# DESCRIPTION OF THE TASK:
Write out the entries exactly, leaving out every picture.

# Component data from apps and pages:
··········
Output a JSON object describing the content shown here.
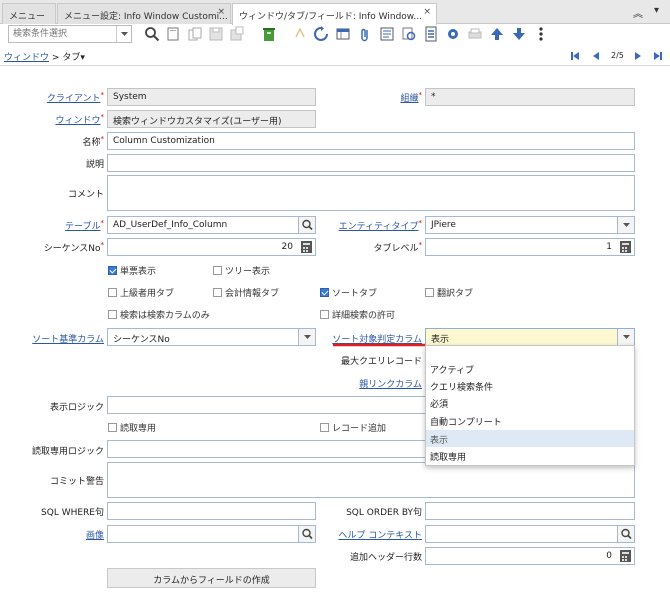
{
  "tabs": [
    {
      "label": "メニュー"
    },
    {
      "label": "メニュー設定: Info Window Customi...",
      "close": "×"
    },
    {
      "label": "ウィンドウ/タブ/フィールド: Info Window...",
      "close": "×"
    }
  ],
  "toolbar": {
    "search_placeholder": "検索条件選択"
  },
  "breadcrumb": {
    "window": "ウィンドウ",
    "sep": ">",
    "tab": "タブ"
  },
  "record_nav": {
    "position": "2/5"
  },
  "fields": {
    "client": {
      "label": "クライアント",
      "value": "System"
    },
    "org": {
      "label": "組織",
      "value": "*"
    },
    "window": {
      "label": "ウィンドウ",
      "value": "検索ウィンドウカスタマイズ(ユーザー用)"
    },
    "name": {
      "label": "名称",
      "value": "Column Customization"
    },
    "description": {
      "label": "説明",
      "value": ""
    },
    "comment": {
      "label": "コメント",
      "value": ""
    },
    "table": {
      "label": "テーブル",
      "value": "AD_UserDef_Info_Column"
    },
    "entity_type": {
      "label": "エンティティタイプ",
      "value": "JPiere"
    },
    "sequence": {
      "label": "シーケンスNo",
      "value": "20"
    },
    "tab_level": {
      "label": "タブレベル",
      "value": "1"
    },
    "sort_column": {
      "label": "ソート基準カラム",
      "value": "シーケンスNo"
    },
    "sort_yes_no_column": {
      "label": "ソート対象判定カラム",
      "value": "表示"
    },
    "max_query_records": {
      "label": "最大クエリレコード"
    },
    "parent_link_column": {
      "label": "親リンクカラム"
    },
    "display_logic": {
      "label": "表示ロジック",
      "value": ""
    },
    "readonly_logic": {
      "label": "読取専用ロジック",
      "value": ""
    },
    "commit_warning": {
      "label": "コミット警告",
      "value": ""
    },
    "sql_where": {
      "label": "SQL WHERE句",
      "value": ""
    },
    "sql_order_by": {
      "label": "SQL ORDER BY句",
      "value": ""
    },
    "image": {
      "label": "画像",
      "value": ""
    },
    "help_context": {
      "label": "ヘルプ コンテキスト",
      "value": ""
    },
    "header_rows": {
      "label": "追加ヘッダー行数",
      "value": "0"
    }
  },
  "checkboxes": {
    "single_row": {
      "label": "単票表示",
      "checked": true
    },
    "tree_display": {
      "label": "ツリー表示",
      "checked": false
    },
    "advanced_tab": {
      "label": "上級者用タブ",
      "checked": false
    },
    "accounting_tab": {
      "label": "会計情報タブ",
      "checked": false
    },
    "sort_tab": {
      "label": "ソートタブ",
      "checked": true
    },
    "translation_tab": {
      "label": "翻訳タブ",
      "checked": false
    },
    "search_columns_only": {
      "label": "検索は検索カラムのみ",
      "checked": false
    },
    "allow_advanced_search": {
      "label": "詳細検索の許可",
      "checked": false
    },
    "read_only": {
      "label": "読取専用",
      "checked": false
    },
    "insert_record": {
      "label": "レコード追加",
      "checked": false
    }
  },
  "dropdown_options": [
    "アクティブ",
    "クエリ検索条件",
    "必須",
    "自動コンプリート",
    "表示",
    "読取専用"
  ],
  "dropdown_selected_index": 4,
  "create_fields_button": "カラムからフィールドの作成",
  "colors": {
    "accent_blue": "#2c56a6",
    "icon_blue": "#3a6ab5",
    "underline_red": "#e02020",
    "highlight_field": "#fdf8d0"
  }
}
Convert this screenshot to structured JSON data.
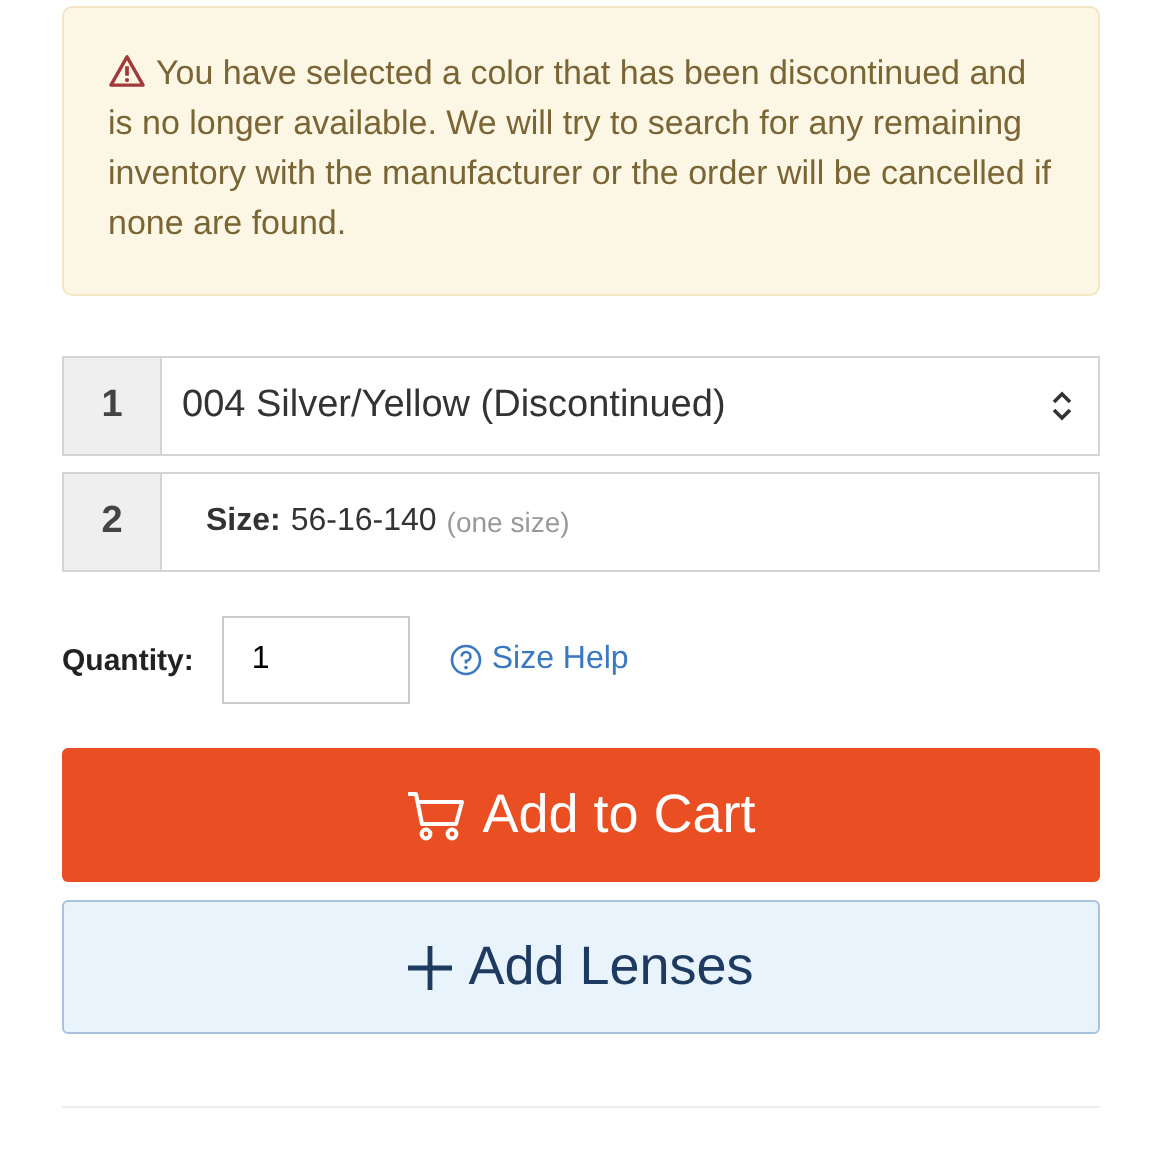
{
  "alert": {
    "kind": "warning",
    "message": "You have selected a color that has been discontinued and is no longer available. We will try to search for any remaining inventory with the manufacturer or the order will be cancelled if none are found."
  },
  "options": [
    {
      "kind": "select",
      "step": "1",
      "value": "004 Silver/Yellow (Discontinued)"
    },
    {
      "kind": "info",
      "step": "2",
      "label": "Size:",
      "value": "56-16-140",
      "note": "(one size)"
    }
  ],
  "quantity": {
    "label": "Quantity:",
    "value": "1"
  },
  "size_help": "Size Help",
  "buttons": [
    {
      "kind": "cart",
      "label": "Add to Cart"
    },
    {
      "kind": "lenses",
      "label": "Add Lenses"
    }
  ]
}
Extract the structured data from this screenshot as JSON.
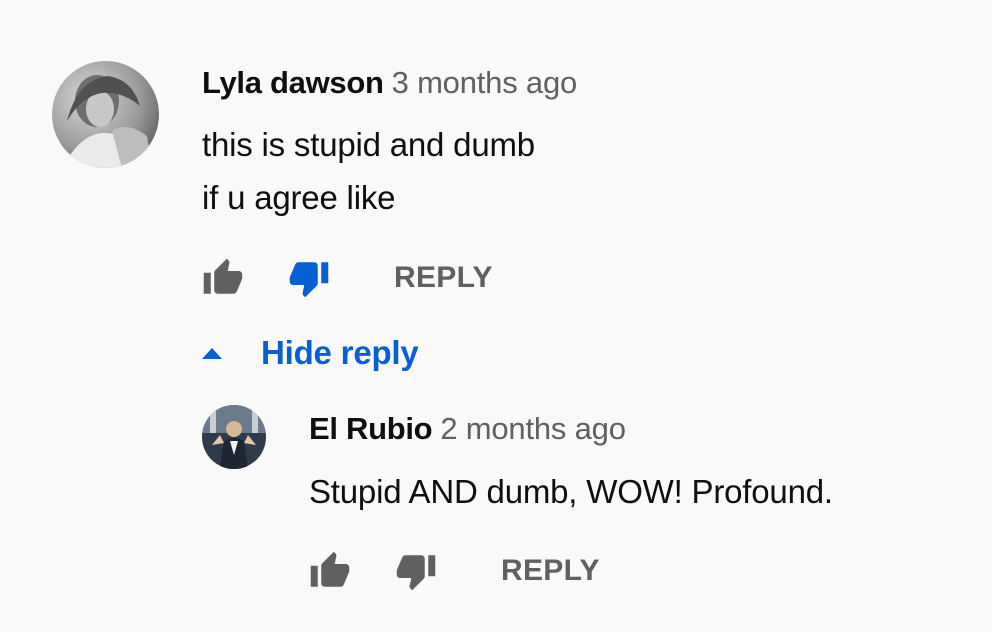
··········
# TASK RESPONSE:
Output a JSON object describing the content shown here.
{
  "tabs": [
    {
      "label": "メニュー"
    },
    {
      "label": "メニュー設定: Info Window Customi...",
      "close": "×"
    },
    {
      "label": "ウィンドウ/タブ/フィールド: Info Window...",
      "close": "×"
    }
  ],
  "toolbar": {
    "search_placeholder": "検索条件選択"
  },
  "breadcrumb": {
    "window": "ウィンドウ",
    "sep": ">",
    "tab": "タブ"
  },
  "record_nav": {
    "position": "2/5"
  },
  "fields": {
    "client": {
      "label": "クライアント",
      "value": "System"
    },
    "org": {
      "label": "組織",
      "value": "*"
    },
    "window": {
      "label": "ウィンドウ",
      "value": "検索ウィンドウカスタマイズ(ユーザー用)"
    },
    "name": {
      "label": "名称",
      "value": "Column Customization"
    },
    "description": {
      "label": "説明",
      "value": ""
    },
    "comment": {
      "label": "コメント",
      "value": ""
    },
    "table": {
      "label": "テーブル",
      "value": "AD_UserDef_Info_Column"
    },
    "entity_type": {
      "label": "エンティティタイプ",
      "value": "JPiere"
    },
    "sequence": {
      "label": "シーケンスNo",
      "value": "20"
    },
    "tab_level": {
      "label": "タブレベル",
      "value": "1"
    },
    "sort_column": {
      "label": "ソート基準カラム",
      "value": "シーケンスNo"
    },
    "sort_yes_no_column": {
      "label": "ソート対象判定カラム",
      "value": "表示"
    },
    "max_query_records": {
      "label": "最大クエリレコード"
    },
    "parent_link_column": {
      "label": "親リンクカラム"
    },
    "display_logic": {
      "label": "表示ロジック",
      "value": ""
    },
    "readonly_logic": {
      "label": "読取専用ロジック",
      "value": ""
    },
    "commit_warning": {
      "label": "コミット警告",
      "value": ""
    },
    "sql_where": {
      "label": "SQL WHERE句",
      "value": ""
    },
    "sql_order_by": {
      "label": "SQL ORDER BY句",
      "value": ""
    },
    "image": {
      "label": "画像",
      "value": ""
    },
    "help_context": {
      "label": "ヘルプ コンテキスト",
      "value": ""
    },
    "header_rows": {
      "label": "追加ヘッダー行数",
      "value": "0"
    }
  },
  "checkboxes": {
    "single_row": {
      "label": "単票表示",
      "checked": true
    },
    "tree_display": {
      "label": "ツリー表示",
      "checked": false
    },
    "advanced_tab": {
      "label": "上級者用タブ",
      "checked": false
    },
    "accounting_tab": {
      "label": "会計情報タブ",
      "checked": false
    },
    "sort_tab": {
      "label": "ソートタブ",
      "checked": true
    },
    "translation_tab": {
      "label": "翻訳タブ",
      "checked": false
    },
    "search_columns_only": {
      "label": "検索は検索カラムのみ",
      "checked": false
    },
    "allow_advanced_search": {
      "label": "詳細検索の許可",
      "checked": false
    },
    "read_only": {
      "label": "読取専用",
      "checked": false
    },
    "insert_record": {
      "label": "レコード追加",
      "checked": false
    }
  },
  "dropdown_options": [
    "アクティブ",
    "クエリ検索条件",
    "必須",
    "自動コンプリート",
    "表示",
    "読取専用"
  ],
  "dropdown_selected_index": 4,
  "create_fields_button": "カラムからフィールドの作成",
  "colors": {
    "accent_blue": "#2c56a6",
    "icon_blue": "#3a6ab5",
    "underline_red": "#e02020",
    "highlight_field": "#fdf8d0"
  }
}
Convert this screenshot to structured JSON data.
{
  "alert": {
    "kind": "warning",
    "message": "You have selected a color that has been discontinued and is no longer available. We will try to search for any remaining inventory with the manufacturer or the order will be cancelled if none are found."
  },
  "options": [
    {
      "kind": "select",
      "step": "1",
      "value": "004 Silver/Yellow (Discontinued)"
    },
    {
      "kind": "info",
      "step": "2",
      "label": "Size:",
      "value": "56-16-140",
      "note": "(one size)"
    }
  ],
  "quantity": {
    "label": "Quantity:",
    "value": "1"
  },
  "size_help": "Size Help",
  "buttons": [
    {
      "kind": "cart",
      "label": "Add to Cart"
    },
    {
      "kind": "lenses",
      "label": "Add Lenses"
    }
  ]
}
Extract the structured data from this screenshot as JSON.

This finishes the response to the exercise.